'I have broken no rules': Mantashe wedding interrupted by adjusted Covid regulations
Minister of mineral resources and energy Gwede Mantashe has denied that he broke the Covid-19 alert level 3 regulations set by President Cyril Ramaphosa by going ahead with a potentially superspreader event in his hometown of Cala this week.
Mantashe confirmed that a two-day wedding celebration had been planned for December 28 and 29 before Ramaphosa’s announcement.
The Mantashe wedding took place a day after the national command council on coronavirus took a decision to introduce more restrictions to curb the rising number of Covid-19 infections. The cabinet — which Mantashe is a member of — then confirmed this decision on the first day of the wedding.
Mantashe is also the national chairperson of the ANC. He and other members of the 'top six' officials of the ruling party recently took a decision to cancel ANC January 8 celebrations that were due to take place across the country under strict Covid-19 prevention protocols.
However, on Thursday he defended his family’s decision to go ahead with the wedding celebrations.
“We made the announcement and invited people a long time ago, so these are not rumours. We advertised this and invited people to a wedding on December 28 and 29. We cut the numbers. When we sent the invitation, it was 100 on indoor event and 250 outdoor, OK. That is what we stuck to.”
He said on the first day of the nuptials, “We were at the reception and at 8pm, new regulations are released, OK. So when new regulations are released at 8pm, people are not in front of the television, they are all over the show.”
To manage the situation, Mantashe says the family went to the police in Cala to report that the family was hosting an event.
“We said, ‘jongani apha madoda, apha kuneziregulations ezintsha, zingene midnight, sicele nisincedise to manage this thing out of Tuesday.” (Loosely meaning that the family told the police that the regulations were announced at midnight while the event was taking place, can the police insist the family manage the situation the following day).

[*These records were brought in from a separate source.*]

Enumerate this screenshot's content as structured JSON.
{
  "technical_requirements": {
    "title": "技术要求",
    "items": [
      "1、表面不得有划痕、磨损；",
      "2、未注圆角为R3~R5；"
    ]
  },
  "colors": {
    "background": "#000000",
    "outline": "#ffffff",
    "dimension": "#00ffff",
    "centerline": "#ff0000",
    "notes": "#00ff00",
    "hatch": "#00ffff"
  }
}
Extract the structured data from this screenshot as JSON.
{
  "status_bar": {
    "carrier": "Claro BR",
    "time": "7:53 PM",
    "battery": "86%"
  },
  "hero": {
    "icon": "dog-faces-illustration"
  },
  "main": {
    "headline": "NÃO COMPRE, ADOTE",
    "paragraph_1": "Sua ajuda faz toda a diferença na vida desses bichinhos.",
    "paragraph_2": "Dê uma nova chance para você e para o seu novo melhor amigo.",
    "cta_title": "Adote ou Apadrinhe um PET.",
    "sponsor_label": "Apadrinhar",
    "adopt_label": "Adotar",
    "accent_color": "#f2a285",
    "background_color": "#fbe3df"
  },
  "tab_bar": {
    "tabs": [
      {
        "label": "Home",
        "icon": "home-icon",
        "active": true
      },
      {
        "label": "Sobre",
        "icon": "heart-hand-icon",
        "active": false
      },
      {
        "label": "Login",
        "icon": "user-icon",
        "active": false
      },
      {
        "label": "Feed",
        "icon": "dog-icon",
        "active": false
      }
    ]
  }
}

“And that is what we did,” he said.
Mantashe said on the first day of the nuptials following Ramaphosa’s announcement, police in Elliot were asked to stop the event.

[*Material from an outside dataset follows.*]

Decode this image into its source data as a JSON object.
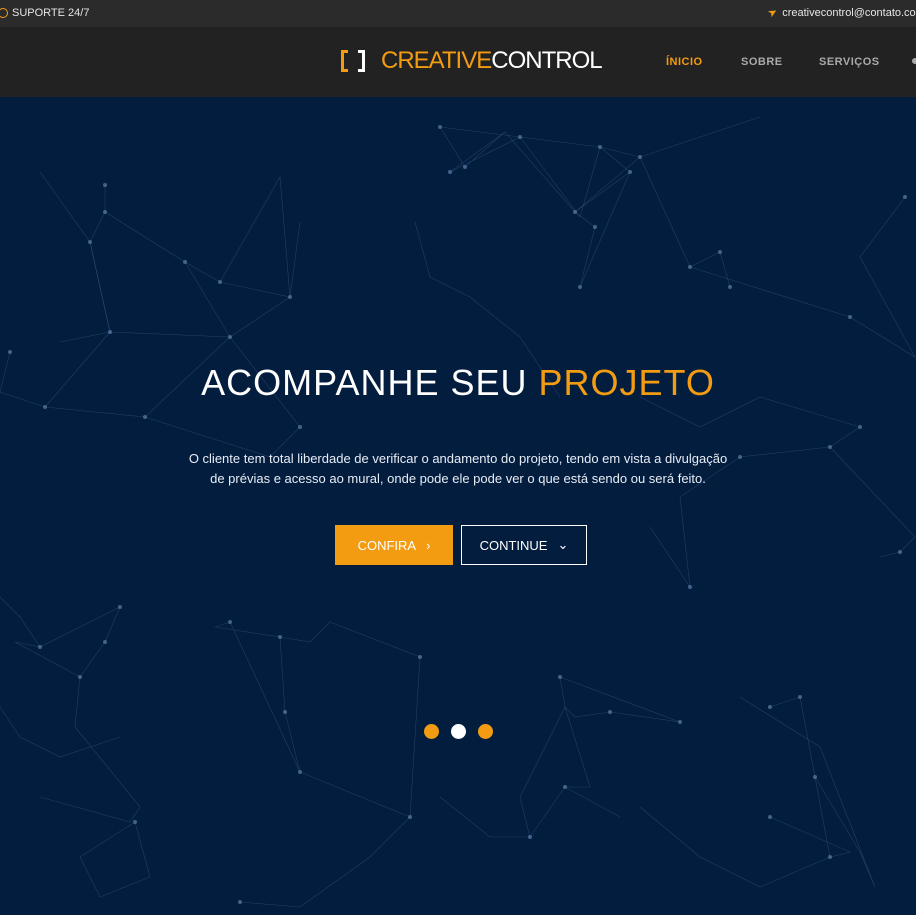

“We had to explain to them, educate the police that the president has announced, effectively from midnight, you are here at 9pm, you don’t know what you want, please go home and the police went home.”

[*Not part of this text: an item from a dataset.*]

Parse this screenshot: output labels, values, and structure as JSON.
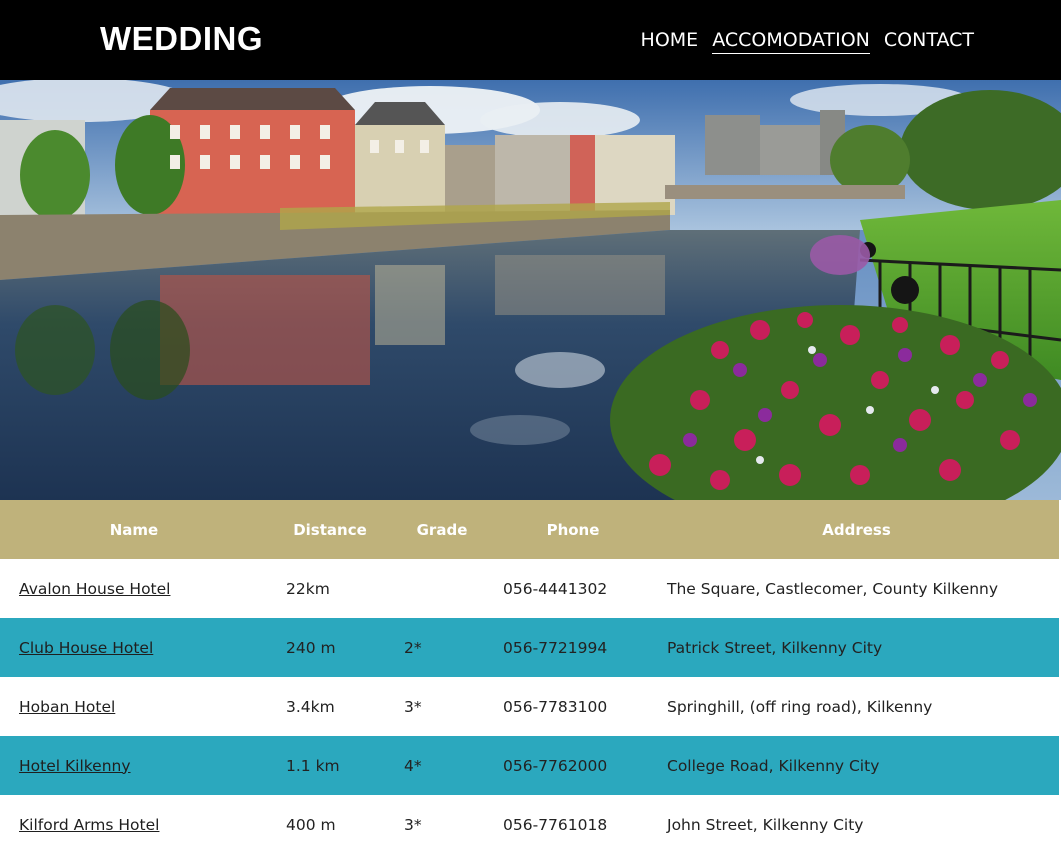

National police spokesperson Brig Vish Naidoo confirmed that Mantashe reported the matter to the police on Tuesday morning.
“It’s true, he came there to the police station to report that the wedding was planned and that the wedding had already happened on Monday and there were still people there on Tuesday.”
Naidoo said Mantashe arrived at the police station between 8am and 8.30am. “He said, 'listen, these people are still here. The wedding already happened yesterday and the president made the pronouncement last night and I have these people.' So we said 'not a problem, they must be dispersed' and then they dispersed them.”
Naidoo said no-one was arrested. “Together with his protectors and the police, we made sure that we managed the situation. But he did inform us that if we find a lot of people here, it was because of the wedding yesterday. During the day as the people were leaving, there were reported being made that there is a gathering.”
Naidoo said the police did not know about the event until Tuesday when Mantashe reported the matter. “We went there to make sure that the people had been dispersed because people were calling us as well. They were not calling to complain, they were calling to say there is a gathering.”
Mantashe believes he did not break the law.
When asked if the event carried on on Tuesday despite Ramaphosa’s announcement, he said, “It did not carry on Tuesday. On Tuesday is the day that we were managing people out of the event ...”
On whether he requested his guests to leave, he said, “Families were together, one is from Polokwane and one is from Cala and people in general think that you can just tell people from Polokwane that, ‘hey listen, get into your combi now, the president has just announced ... you don’t deal with people like that because it is a lifelong relationship, OK.”
Mantashe added: “ (Cogta minister) Nkosazana Dlamini Zuma) asked South Africans to conclude whichever planned events and not plan new events. I did not have a new wedding on Tuesday, I had one wedding which was supposed to be two days and on second day we had to manage it out.”
When asked again if he did not break the law, he said, “That is why I made sure that 8am the next day I was at the police station talking to the station commander, explaining the reality that faced me and asked them to help me manage that thing out.
“The police came here and they never arrested anyone, they never told people to stop anything, they worked with us to ask people in groups to leave.”
When asked if there was any alcohol consumed on Tuesday, “Even on Monday, mna (me), I don’t consume alcohol.”
Mantashe maintained that South Africans would understand. “I have broken no rules, that is why I worked with the police. I did not work with the police so that I can break the rules. I worked with the police to protest the rules.”
Mantashe’s son, Buyambo Mantashe, said, “On December 28 2020 I was getting married to a lady from Limpopo who has asked not to be identified for her privacy. My wedding took place at Elliot under the old level one regulations which were adjusted on December 14.
“On December 29 we engaged the Cala police station to inform them that the bride's and groom's family will be concluding the ritual that had started on the 28th. I am not aware of any police that came on the 28th and on the 29th we informed the police and their presence was through our engagement with them.
“All Covid-19 regulations were followed as announced by the president on December 14,” he said.
Mantashe’s new daughter-in-law Dr Shoki Rampedi’s phone was on voicemail when she was called for comment.